----"Et moi même
Au moment que je fais cette moralité
Si Peau d'Ane m'etait conté
J'y prendrais un plaisir extrême."
These lines it would seem induced Perrault to versify the old nursery story of Peau d'Ane, with which Louis XIV., when an infant, used to be rocked to sleep; and in 1694, on the publication of the second edition of his Griselidis, he added to it his metrical version of Peau d'Ane, and Les Souhaits Ridicules, known to us as The Three Wishes. The success of these stories led him to publish, in 1697, his collection of Les Contes de ma Mère l'Oye, under the title of Histoires du Temps Passé, and in the name of his son, as before stated. This collection consisted of eight stories only, all in prose: La Belle au Bois Dormant, Le Petit Chaperon Rouge, Barbe Bleue, Le Chat Botté, Les Fées, Cendrillon, Riquet à la Houpe, and Le Petit Poucet--a proof that Peau d'Ane was not one of the Contes de ma Mère l'Oie, any more than Griselidis or Les Souhaits Ridicules. The same eight stories alone appear in the second edition in 1707 (four years after the death of Perrault), and in the third edition by Nicolas Gosselin, in 1724. It is not until 1742, when an edition of the Histoires du Temps Passé was published at the Hague,  that we find any addition to the first eight stories, and then we have for the first time the story of L'Adroite Princesse; ou, Les Aventures de Finette, presented to us, with a dedication to the Countess of Murat, as a story by Perrault, although a story with that title and on that subject was published by Madlle. Lheritier in 1696, in a work entitled, Œuvres Mêlées, contenant Nouvelles et autres Ouvrages en Verse et en Prose, in which also appears a letter from the author to the daughter of Perrault. But even in the Hague edition of 1742, there is no Peau d'Ane, and it is only in comparatively modern collections that a prose version of that story, as well as the one in verse actually written by Perrault, is, with L'Adroite Princesse, Griselidis, and Les Souhaits Ridicules, added to the eight original Contes de ma Mère l'Oie, or Histoires du Temps Passé.

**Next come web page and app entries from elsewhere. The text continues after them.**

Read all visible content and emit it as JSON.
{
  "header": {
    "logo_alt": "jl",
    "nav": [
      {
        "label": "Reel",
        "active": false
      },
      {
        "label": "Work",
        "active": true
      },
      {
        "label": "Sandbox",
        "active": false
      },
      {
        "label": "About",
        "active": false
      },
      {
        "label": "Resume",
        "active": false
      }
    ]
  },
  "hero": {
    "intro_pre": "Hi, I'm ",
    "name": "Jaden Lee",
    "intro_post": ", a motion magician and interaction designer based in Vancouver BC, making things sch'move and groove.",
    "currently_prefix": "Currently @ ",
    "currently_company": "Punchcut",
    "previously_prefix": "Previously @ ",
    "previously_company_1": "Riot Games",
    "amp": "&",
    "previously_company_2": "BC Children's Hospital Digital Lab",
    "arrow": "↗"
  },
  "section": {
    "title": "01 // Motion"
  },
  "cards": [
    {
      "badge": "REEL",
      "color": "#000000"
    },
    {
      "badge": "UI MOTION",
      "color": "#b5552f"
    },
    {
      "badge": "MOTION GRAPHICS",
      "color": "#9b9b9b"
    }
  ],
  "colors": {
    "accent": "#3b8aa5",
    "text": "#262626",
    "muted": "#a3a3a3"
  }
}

From these eight stories I have selected six, omitting only Le Petit Chaperon Rouge, and Les Fées, so well known in the nursery as Little Red Riding Hood (why "Riding?") and Toads and Diamonds, and for the atmosphere of which they are alone calculated. On the others I shall now offer a few observations in their order of publication, and in the same spirit as those appended to the Fairy Tales of the Countess d'Aulnoy.